Firms look to shorten supply chains as global protectionism is on the rise.
As discussed in this space before, “reshoring” seems to be picking up steam. We’re seeing a few bumps on the way to a global village where “the world is flat,” in Thomas Friedman’s memorable phrase. Economists and trade experts are beginning to talk about “a new era of deglobalization, in during which countries turn inward,” asserted Rana Foroohar in Time magazine.
If globalization is defined as the free movement of goods, people and money across borders, that movement has become less free, and the increasing tension between NATO and a resurgent Russia that began in Crimea will only exacerbate the trend. Protectionism, trade barriers and increasingly fragmented trading blocs are on the rise, causing producers to rethink their strategies for sourcing their goods.
“Companies are looking at their extended value chains, supply chains, and deciding whether they want to move some production back to their home country,” said U.S. Trade Representative Michael Froman at a recent Washington economic summit. In a study by the Boston Consulting Group, 21 percent of all manufacturing firms in this country with sales of $1 billion or more said they are actively reshoring, and 54 percent said they are considering it.
After nearly five years of recovery, the U.S. Trade deficit isn’t growing but shrinking, down by approximately 12 percent from 2012 to 2013. Over this period, global trade growth was lower than global GDP growth, the first time that has been the case since World War II.

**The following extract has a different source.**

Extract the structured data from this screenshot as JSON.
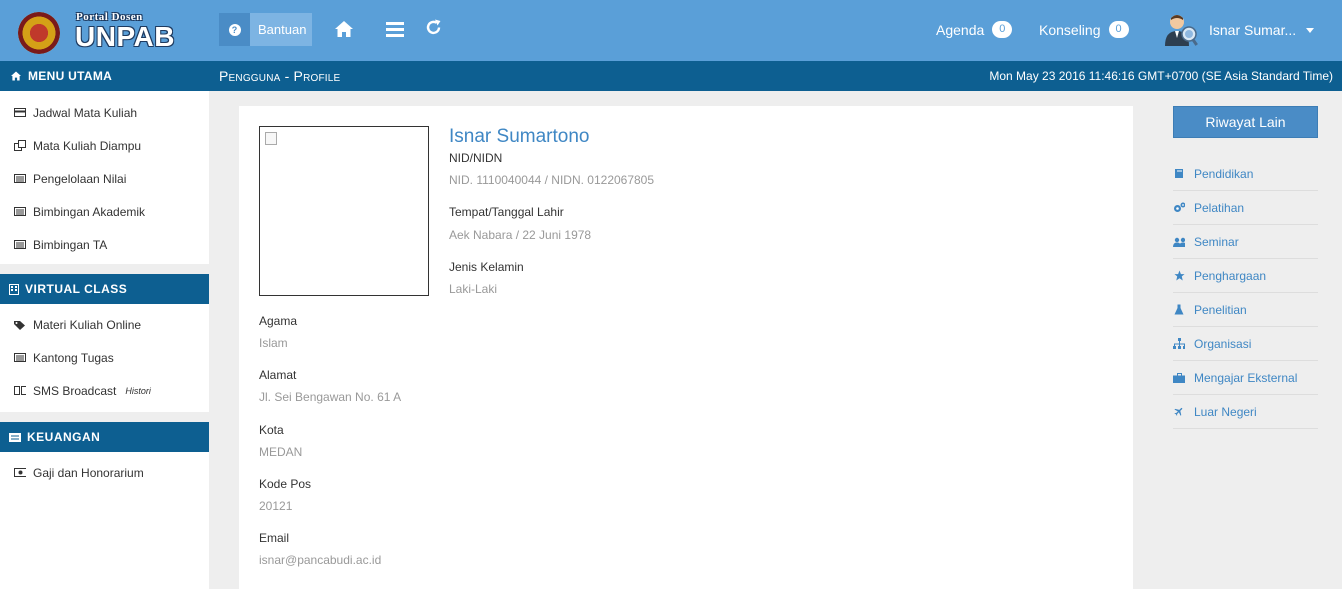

Protectionism is on the rise, said Roberto Azavedo, director general of the World Trade Organization, “becoming more sophisticated, more complex, more difficult to detect.” It’s impossible to know what barriers will be erected in the future, and individual companies can become pawns in this high-stakes international chess game. For those with supply chains spanning international borders, reshoring can be reassuring.